→ **Brief**
From the listing below, tally the lines that include "valves". Return only the total.

→ **Records to use**
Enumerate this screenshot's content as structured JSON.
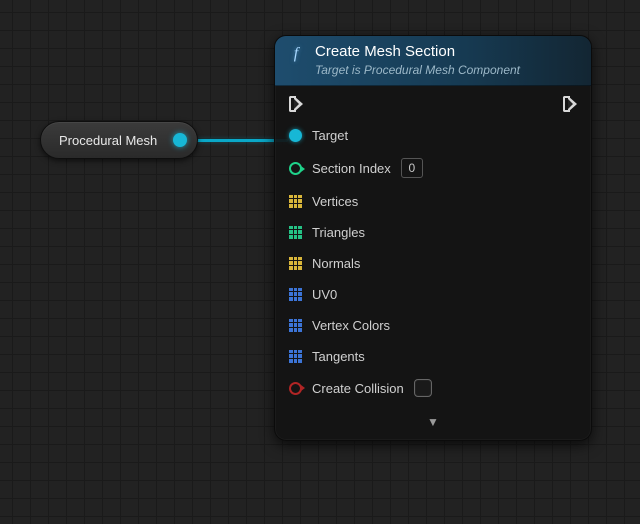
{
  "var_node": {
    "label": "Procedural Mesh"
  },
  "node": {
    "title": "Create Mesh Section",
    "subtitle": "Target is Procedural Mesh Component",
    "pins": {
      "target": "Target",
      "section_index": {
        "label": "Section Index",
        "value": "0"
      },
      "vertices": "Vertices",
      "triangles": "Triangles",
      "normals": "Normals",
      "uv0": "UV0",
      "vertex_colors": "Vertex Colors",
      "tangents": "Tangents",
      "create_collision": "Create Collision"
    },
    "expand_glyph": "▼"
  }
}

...

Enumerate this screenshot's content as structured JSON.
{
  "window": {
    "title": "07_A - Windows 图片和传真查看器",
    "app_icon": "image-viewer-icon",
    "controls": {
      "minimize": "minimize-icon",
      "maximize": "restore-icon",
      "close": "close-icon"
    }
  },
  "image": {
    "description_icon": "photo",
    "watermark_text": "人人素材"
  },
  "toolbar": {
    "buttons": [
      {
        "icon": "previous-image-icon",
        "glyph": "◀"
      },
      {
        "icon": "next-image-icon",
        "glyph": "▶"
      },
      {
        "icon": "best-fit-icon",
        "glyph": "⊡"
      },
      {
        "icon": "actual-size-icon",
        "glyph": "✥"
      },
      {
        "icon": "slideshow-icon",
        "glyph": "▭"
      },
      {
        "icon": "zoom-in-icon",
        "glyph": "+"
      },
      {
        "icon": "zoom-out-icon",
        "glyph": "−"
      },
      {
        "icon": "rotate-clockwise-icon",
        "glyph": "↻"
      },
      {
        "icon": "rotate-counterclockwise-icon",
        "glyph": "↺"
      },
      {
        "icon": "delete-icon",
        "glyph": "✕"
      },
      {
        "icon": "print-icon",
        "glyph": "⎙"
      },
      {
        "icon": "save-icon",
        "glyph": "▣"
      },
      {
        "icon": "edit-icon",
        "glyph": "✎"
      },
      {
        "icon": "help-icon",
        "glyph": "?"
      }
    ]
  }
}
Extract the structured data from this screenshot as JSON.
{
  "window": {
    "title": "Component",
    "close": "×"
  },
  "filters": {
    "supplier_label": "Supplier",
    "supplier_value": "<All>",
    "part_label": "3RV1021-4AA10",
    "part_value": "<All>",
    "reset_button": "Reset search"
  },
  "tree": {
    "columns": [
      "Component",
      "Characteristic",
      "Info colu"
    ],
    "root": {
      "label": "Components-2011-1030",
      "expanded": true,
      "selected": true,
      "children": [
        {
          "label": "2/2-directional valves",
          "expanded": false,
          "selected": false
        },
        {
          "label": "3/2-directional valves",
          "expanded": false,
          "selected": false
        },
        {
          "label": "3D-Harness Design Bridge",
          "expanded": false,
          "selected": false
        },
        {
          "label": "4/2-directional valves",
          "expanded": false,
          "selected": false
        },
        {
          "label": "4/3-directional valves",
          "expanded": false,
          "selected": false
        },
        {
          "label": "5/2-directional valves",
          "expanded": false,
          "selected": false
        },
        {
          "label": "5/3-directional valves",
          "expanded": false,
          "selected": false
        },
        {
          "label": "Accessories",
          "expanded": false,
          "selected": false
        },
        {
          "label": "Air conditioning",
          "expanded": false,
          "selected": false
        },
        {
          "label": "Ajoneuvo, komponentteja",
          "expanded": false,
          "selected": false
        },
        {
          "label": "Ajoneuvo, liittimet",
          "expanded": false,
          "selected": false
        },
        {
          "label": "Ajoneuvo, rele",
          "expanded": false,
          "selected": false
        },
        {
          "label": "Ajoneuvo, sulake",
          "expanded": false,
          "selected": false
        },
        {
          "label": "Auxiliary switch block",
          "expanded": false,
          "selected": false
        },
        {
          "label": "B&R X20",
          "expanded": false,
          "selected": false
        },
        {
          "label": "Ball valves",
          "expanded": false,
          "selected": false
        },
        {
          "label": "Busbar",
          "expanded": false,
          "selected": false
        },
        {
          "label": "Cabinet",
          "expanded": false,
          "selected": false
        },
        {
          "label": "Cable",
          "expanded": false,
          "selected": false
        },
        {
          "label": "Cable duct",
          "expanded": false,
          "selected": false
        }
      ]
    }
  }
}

→ **Output of the exercise**
7